PROBLEM DETAILS.
Output every line below exactly.

RAW DATA.
......

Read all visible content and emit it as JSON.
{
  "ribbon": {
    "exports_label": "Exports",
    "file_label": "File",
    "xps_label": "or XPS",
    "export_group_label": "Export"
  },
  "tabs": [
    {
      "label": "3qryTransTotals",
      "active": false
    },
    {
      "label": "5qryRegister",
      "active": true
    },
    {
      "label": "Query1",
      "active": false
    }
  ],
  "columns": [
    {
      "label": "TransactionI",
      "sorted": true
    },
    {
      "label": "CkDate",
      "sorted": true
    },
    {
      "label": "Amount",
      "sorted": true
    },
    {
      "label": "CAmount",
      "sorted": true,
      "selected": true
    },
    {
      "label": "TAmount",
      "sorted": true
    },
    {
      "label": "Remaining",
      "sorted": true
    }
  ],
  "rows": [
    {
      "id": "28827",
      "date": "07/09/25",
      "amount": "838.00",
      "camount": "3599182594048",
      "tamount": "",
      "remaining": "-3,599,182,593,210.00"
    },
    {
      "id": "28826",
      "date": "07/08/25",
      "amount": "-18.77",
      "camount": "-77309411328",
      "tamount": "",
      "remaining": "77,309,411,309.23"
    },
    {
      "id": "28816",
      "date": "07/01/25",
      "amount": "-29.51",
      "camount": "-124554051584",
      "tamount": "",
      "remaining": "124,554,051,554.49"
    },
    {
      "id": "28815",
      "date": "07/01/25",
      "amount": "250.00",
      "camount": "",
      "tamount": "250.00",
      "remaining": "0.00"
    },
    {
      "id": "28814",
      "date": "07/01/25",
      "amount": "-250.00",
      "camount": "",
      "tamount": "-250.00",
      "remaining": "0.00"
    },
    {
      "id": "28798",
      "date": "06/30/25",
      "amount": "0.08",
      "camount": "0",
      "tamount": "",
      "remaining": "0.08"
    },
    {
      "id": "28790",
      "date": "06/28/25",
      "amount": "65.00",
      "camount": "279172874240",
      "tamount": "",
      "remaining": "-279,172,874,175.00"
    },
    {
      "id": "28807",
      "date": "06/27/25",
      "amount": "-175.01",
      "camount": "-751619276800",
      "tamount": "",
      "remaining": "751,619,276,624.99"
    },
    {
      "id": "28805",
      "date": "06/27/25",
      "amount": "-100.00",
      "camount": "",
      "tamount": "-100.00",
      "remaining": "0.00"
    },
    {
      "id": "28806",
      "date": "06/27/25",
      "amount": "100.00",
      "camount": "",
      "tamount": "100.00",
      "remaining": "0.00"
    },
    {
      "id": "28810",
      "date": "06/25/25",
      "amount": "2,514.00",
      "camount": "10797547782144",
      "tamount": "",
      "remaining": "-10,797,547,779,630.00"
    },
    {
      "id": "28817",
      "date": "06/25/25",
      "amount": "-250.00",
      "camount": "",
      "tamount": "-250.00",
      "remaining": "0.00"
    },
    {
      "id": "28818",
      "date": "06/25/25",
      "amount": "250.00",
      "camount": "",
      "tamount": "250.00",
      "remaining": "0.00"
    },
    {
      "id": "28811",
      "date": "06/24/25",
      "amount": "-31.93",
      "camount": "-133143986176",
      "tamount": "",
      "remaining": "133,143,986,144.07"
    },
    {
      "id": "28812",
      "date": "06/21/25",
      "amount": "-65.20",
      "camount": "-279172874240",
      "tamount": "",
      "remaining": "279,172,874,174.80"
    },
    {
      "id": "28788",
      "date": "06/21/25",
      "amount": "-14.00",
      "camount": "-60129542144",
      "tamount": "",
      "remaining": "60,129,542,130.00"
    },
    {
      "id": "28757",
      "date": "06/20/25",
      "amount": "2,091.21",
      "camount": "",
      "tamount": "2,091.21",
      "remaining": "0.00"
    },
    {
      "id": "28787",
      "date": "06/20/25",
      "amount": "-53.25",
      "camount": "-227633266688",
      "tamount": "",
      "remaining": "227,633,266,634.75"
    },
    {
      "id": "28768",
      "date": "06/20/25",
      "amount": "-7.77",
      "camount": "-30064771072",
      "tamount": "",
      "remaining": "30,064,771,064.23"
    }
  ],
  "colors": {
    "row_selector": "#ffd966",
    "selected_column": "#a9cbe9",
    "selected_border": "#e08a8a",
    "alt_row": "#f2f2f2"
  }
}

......

ANSWER SPACE.
Read all visible content and emit it as JSON.
{
  "ribbon": {
    "exports_label": "Exports",
    "file_label": "File",
    "xps_label": "or XPS",
    "export_group_label": "Export"
  },
  "tabs": [
    {
      "label": "3qryTransTotals",
      "active": false
    },
    {
      "label": "5qryRegister",
      "active": true
    },
    {
      "label": "Query1",
      "active": false
    }
  ],
  "columns": [
    {
      "label": "TransactionI",
      "sorted": true
    },
    {
      "label": "CkDate",
      "sorted": true
    },
    {
      "label": "Amount",
      "sorted": true
    },
    {
      "label": "CAmount",
      "sorted": true,
      "selected": true
    },
    {
      "label": "TAmount",
      "sorted": true
    },
    {
      "label": "Remaining",
      "sorted": true
    }
  ],
  "rows": [
    {
      "id": "28827",
      "date": "07/09/25",
      "amount": "838.00",
      "camount": "3599182594048",
      "tamount": "",
      "remaining": "-3,599,182,593,210.00"
    },
    {
      "id": "28826",
      "date": "07/08/25",
      "amount": "-18.77",
      "camount": "-77309411328",
      "tamount": "",
      "remaining": "77,309,411,309.23"
    },
    {
      "id": "28816",
      "date": "07/01/25",
      "amount": "-29.51",
      "camount": "-124554051584",
      "tamount": "",
      "remaining": "124,554,051,554.49"
    },
    {
      "id": "28815",
      "date": "07/01/25",
      "amount": "250.00",
      "camount": "",
      "tamount": "250.00",
      "remaining": "0.00"
    },
    {
      "id": "28814",
      "date": "07/01/25",
      "amount": "-250.00",
      "camount": "",
      "tamount": "-250.00",
      "remaining": "0.00"
    },
    {
      "id": "28798",
      "date": "06/30/25",
      "amount": "0.08",
      "camount": "0",
      "tamount": "",
      "remaining": "0.08"
    },
    {
      "id": "28790",
      "date": "06/28/25",
      "amount": "65.00",
      "camount": "279172874240",
      "tamount": "",
      "remaining": "-279,172,874,175.00"
    },
    {
      "id": "28807",
      "date": "06/27/25",
      "amount": "-175.01",
      "camount": "-751619276800",
      "tamount": "",
      "remaining": "751,619,276,624.99"
    },
    {
      "id": "28805",
      "date": "06/27/25",
      "amount": "-100.00",
      "camount": "",
      "tamount": "-100.00",
      "remaining": "0.00"
    },
    {
      "id": "28806",
      "date": "06/27/25",
      "amount": "100.00",
      "camount": "",
      "tamount": "100.00",
      "remaining": "0.00"
    },
    {
      "id": "28810",
      "date": "06/25/25",
      "amount": "2,514.00",
      "camount": "10797547782144",
      "tamount": "",
      "remaining": "-10,797,547,779,630.00"
    },
    {
      "id": "28817",
      "date": "06/25/25",
      "amount": "-250.00",
      "camount": "",
      "tamount": "-250.00",
      "remaining": "0.00"
    },
    {
      "id": "28818",
      "date": "06/25/25",
      "amount": "250.00",
      "camount": "",
      "tamount": "250.00",
      "remaining": "0.00"
    },
    {
      "id": "28811",
      "date": "06/24/25",
      "amount": "-31.93",
      "camount": "-133143986176",
      "tamount": "",
      "remaining": "133,143,986,144.07"
    },
    {
      "id": "28812",
      "date": "06/21/25",
      "amount": "-65.20",
      "camount": "-279172874240",
      "tamount": "",
      "remaining": "279,172,874,174.80"
    },
    {
      "id": "28788",
      "date": "06/21/25",
      "amount": "-14.00",
      "camount": "-60129542144",
      "tamount": "",
      "remaining": "60,129,542,130.00"
    },
    {
      "id": "28757",
      "date": "06/20/25",
      "amount": "2,091.21",
      "camount": "",
      "tamount": "2,091.21",
      "remaining": "0.00"
    },
    {
      "id": "28787",
      "date": "06/20/25",
      "amount": "-53.25",
      "camount": "-227633266688",
      "tamount": "",
      "remaining": "227,633,266,634.75"
    },
    {
      "id": "28768",
      "date": "06/20/25",
      "amount": "-7.77",
      "camount": "-30064771072",
      "tamount": "",
      "remaining": "30,064,771,064.23"
    }
  ],
  "colors": {
    "row_selector": "#ffd966",
    "selected_column": "#a9cbe9",
    "selected_border": "#e08a8a",
    "alt_row": "#f2f2f2"
  }
}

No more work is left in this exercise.